Oil prices are down significantly, under the pressure of a report on US petroleum reserves, much weaker than yesterday's data on the API.
US Department of Energy reported that in the week of June 25 - July 1, oil stocks fell by 2.2 million barrels to 524.4 million barrels. This is close to the highest level for more than 80 years. Forecasts indicated a decrease of 2.5 million barrels. Oil reserves in Cushing terminal fell by 82,000 barrels to 64.1 million barrels. It was predicted a decline of 400,000 barrels. Gasoline inventories fell by 122,000 barrels to 238.9 million barrels. Analysts had expected stocks to fall 300,000 barrels. Distillate stocks fell 1.6 million barrels to 148.9 million barrels as nalysts had forecast an increase of 100,000 barrels. The utilization of refining capacity fell by 0.5% to 92.5% and oil production fell to 8.428 million barrels per day versus 8.622 million barrels the previous week, the maximum rates since September 2013.

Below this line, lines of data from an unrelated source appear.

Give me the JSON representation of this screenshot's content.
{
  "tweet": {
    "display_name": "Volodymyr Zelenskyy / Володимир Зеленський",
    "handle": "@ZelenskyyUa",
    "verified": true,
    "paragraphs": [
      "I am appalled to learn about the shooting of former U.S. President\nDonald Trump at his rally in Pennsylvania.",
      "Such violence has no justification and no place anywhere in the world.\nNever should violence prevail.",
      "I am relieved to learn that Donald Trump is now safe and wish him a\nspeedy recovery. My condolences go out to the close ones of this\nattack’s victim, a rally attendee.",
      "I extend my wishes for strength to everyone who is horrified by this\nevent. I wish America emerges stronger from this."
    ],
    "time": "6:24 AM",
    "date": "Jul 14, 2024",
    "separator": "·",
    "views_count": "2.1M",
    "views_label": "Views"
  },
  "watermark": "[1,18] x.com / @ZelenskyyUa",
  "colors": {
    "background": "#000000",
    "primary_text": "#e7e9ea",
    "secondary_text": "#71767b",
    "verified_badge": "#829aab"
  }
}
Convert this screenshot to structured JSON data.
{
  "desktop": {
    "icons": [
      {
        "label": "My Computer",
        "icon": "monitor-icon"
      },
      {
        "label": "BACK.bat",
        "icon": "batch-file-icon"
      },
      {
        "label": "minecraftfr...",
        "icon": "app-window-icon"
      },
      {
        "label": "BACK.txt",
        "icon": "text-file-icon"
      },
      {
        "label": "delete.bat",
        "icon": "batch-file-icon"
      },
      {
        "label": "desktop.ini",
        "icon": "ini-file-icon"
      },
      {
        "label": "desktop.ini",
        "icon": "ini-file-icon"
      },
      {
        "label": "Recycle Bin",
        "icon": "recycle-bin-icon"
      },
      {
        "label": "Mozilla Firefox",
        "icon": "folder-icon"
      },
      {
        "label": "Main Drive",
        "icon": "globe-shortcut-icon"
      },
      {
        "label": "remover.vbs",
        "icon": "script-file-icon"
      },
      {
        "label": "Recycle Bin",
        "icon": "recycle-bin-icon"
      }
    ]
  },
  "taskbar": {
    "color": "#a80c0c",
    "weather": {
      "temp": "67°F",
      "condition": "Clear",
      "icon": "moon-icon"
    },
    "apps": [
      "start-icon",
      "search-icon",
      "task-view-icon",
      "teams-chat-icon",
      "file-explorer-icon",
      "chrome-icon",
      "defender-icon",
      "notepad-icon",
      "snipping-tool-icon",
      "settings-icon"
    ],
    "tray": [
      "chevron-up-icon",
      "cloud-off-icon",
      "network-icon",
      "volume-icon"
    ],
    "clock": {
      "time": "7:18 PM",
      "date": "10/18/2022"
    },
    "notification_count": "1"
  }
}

Yesterday the American Petroleum Institute reported that for the week to July 3, crude oil inventories fell to 6.736 million barrels, a record change from June 2015. Gasoline inventories also fell 3.6 million barrels. Distillate stocks fell 2.3 million barrels, while crude oil stocks in the Cushing terminal rose by 80 thousand barrels.

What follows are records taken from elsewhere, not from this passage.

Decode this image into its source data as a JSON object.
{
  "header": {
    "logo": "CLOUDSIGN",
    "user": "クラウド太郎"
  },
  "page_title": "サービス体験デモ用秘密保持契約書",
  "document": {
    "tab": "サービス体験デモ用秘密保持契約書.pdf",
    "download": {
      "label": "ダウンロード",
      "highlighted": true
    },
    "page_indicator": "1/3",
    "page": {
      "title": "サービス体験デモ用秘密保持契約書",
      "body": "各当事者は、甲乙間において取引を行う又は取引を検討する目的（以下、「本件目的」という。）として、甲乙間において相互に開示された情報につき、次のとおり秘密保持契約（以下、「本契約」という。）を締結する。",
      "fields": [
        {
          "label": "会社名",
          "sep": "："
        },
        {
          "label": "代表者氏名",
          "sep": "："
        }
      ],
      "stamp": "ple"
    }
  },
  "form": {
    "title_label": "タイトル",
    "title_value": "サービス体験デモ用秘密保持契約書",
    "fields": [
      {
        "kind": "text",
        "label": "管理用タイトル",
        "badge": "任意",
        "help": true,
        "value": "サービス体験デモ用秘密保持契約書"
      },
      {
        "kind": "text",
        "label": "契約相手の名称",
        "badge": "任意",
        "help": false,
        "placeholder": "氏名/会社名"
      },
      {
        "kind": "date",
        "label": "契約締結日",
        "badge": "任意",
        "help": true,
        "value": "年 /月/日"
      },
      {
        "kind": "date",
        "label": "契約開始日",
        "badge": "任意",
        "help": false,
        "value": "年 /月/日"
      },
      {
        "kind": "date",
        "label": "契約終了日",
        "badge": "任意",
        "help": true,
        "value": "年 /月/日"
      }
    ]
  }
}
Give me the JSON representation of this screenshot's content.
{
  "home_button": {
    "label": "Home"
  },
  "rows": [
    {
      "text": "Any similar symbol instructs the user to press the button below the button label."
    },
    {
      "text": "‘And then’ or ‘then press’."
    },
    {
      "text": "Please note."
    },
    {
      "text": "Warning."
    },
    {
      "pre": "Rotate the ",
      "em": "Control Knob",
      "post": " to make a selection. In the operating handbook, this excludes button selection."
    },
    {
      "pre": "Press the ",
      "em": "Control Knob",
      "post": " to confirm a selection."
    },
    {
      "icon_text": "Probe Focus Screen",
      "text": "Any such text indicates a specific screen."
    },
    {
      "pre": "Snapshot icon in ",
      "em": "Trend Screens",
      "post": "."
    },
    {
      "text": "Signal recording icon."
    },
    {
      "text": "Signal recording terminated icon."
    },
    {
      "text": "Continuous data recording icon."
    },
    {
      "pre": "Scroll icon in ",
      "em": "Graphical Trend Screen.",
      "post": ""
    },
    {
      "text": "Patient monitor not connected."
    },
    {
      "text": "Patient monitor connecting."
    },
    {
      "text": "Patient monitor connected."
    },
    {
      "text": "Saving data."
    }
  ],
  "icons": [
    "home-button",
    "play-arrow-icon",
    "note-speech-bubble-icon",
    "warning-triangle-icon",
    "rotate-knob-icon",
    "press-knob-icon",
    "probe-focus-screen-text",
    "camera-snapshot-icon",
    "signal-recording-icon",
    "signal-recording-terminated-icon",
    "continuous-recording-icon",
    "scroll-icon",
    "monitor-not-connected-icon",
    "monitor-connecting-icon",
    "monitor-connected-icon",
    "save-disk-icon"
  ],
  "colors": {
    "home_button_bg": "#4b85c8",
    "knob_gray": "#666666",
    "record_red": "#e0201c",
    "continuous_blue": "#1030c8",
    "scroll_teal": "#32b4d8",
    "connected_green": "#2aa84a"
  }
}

Continued high demand for oil in China and India gave little suport to prices. Experts disagree on when the supply and demand balance will be restored, but more and more analysts are inclined to think that the situation has tightened the supply of oil, and the market could be in deficit within two years.
However, Libyan officials said that export oil terminals, which have been closed since 2014, may reopen in the near future. As a result, the export potential can be restored to 600,000 barrels per day.

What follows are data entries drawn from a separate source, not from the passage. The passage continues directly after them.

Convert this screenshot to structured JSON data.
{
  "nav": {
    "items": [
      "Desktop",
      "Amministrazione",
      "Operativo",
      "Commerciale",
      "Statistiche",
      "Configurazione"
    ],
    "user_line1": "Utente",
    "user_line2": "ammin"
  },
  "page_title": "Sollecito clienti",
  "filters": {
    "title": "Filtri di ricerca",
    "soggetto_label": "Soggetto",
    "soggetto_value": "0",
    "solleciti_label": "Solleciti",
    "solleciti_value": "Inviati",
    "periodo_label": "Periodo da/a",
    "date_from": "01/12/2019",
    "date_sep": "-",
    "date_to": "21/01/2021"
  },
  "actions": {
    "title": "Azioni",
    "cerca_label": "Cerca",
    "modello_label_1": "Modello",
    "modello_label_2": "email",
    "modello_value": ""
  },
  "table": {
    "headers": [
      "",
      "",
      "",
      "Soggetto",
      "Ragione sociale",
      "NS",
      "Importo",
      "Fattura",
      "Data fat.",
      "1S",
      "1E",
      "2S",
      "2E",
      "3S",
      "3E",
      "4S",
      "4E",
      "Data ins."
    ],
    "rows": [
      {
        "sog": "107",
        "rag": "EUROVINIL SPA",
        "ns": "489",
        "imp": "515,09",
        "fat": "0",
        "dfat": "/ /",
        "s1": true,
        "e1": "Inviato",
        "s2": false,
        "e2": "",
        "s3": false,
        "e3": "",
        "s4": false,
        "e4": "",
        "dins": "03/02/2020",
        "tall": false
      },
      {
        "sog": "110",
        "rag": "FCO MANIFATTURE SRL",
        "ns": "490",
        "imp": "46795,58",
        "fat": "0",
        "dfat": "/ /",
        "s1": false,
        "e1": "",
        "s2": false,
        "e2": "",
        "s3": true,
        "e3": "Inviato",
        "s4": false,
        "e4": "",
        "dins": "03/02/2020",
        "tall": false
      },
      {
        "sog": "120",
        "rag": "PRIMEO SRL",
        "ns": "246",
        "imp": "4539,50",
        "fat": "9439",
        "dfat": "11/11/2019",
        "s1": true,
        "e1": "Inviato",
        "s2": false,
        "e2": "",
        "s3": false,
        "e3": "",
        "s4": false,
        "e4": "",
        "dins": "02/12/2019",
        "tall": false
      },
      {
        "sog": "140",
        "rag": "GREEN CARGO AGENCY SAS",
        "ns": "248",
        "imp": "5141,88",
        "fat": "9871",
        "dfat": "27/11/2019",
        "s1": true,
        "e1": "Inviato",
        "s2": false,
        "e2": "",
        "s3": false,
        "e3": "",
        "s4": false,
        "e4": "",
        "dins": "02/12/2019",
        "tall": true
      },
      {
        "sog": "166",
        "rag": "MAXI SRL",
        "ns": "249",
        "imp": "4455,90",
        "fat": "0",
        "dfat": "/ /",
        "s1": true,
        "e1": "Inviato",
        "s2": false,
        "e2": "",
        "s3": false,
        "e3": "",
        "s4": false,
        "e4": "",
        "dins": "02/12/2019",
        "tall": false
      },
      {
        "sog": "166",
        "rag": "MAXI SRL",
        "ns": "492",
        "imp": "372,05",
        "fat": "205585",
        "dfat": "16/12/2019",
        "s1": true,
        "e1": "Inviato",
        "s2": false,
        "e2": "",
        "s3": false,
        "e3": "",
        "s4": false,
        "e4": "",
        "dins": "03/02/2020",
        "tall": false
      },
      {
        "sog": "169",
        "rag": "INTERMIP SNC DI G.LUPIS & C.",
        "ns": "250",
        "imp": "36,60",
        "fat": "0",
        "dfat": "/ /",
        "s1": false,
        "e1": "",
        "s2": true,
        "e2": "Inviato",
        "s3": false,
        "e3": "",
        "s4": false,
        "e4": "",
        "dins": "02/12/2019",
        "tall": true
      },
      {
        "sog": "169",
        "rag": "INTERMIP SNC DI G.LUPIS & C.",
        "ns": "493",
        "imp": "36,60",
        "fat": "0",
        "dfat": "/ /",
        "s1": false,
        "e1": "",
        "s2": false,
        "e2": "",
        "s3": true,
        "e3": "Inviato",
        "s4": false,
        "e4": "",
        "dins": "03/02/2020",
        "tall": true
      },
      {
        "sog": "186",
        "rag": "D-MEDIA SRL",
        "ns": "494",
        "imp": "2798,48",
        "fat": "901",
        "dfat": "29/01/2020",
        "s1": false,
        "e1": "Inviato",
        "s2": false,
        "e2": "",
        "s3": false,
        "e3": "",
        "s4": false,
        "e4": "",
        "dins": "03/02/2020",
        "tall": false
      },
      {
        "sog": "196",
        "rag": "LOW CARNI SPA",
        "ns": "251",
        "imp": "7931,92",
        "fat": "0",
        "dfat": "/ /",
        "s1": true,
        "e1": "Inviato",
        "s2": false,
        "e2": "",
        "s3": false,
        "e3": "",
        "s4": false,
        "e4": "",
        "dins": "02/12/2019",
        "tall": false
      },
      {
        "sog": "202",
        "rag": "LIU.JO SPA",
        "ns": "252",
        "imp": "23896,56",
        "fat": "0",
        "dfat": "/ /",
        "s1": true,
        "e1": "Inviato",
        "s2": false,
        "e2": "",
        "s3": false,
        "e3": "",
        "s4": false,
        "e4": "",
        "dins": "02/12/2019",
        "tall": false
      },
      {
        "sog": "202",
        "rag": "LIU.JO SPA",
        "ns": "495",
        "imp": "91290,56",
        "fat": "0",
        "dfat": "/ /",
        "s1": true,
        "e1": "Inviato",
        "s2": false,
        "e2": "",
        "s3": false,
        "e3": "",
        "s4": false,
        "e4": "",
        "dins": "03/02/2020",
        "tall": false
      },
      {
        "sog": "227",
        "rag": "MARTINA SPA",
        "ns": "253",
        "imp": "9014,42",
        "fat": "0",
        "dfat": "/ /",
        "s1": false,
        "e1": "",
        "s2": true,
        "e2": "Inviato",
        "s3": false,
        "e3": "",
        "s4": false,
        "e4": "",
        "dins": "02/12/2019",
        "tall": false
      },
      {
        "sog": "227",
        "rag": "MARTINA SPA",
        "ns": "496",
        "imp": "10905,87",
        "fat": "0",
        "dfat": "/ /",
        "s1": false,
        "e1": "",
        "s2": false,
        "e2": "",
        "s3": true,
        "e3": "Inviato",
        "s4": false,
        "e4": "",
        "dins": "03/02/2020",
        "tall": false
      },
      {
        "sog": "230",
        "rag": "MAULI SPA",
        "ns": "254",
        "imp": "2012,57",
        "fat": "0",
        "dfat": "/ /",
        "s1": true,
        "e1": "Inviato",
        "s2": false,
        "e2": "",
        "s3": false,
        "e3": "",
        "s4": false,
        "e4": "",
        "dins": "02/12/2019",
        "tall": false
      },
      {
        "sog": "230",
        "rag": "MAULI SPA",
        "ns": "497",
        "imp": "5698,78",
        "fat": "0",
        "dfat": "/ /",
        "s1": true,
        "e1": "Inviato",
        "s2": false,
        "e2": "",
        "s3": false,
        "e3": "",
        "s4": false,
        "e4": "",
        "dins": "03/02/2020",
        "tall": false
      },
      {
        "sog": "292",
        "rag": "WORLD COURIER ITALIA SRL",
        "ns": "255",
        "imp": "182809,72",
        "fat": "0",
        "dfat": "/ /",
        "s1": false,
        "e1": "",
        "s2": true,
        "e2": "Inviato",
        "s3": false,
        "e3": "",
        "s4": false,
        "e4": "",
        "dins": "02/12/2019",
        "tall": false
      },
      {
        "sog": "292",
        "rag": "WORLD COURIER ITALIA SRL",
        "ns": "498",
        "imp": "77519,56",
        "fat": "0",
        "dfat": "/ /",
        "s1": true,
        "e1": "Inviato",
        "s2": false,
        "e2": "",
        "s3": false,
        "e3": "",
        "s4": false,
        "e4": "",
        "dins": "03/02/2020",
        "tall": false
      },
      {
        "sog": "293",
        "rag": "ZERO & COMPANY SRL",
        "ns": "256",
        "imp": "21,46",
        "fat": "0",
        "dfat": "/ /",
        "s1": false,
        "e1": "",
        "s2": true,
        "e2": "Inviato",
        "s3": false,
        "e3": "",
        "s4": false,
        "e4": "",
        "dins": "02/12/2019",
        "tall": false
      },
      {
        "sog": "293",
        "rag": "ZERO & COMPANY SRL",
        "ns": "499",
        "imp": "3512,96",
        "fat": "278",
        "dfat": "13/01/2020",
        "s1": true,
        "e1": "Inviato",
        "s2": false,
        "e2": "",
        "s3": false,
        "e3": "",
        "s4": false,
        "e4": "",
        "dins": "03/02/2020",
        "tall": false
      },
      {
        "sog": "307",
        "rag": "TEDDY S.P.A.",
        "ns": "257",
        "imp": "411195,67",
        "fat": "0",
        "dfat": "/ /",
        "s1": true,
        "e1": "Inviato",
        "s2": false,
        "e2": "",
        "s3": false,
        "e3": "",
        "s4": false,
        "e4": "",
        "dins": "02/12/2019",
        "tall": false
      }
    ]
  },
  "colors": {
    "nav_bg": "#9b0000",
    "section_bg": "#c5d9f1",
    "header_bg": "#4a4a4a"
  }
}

The cost of the August futures for WTI fell to 46.46 dollars per barrel.
The price of August futures for Brent fell to 47.62 dollars a barrel on the London Stock Exchange ICE Futures Europe.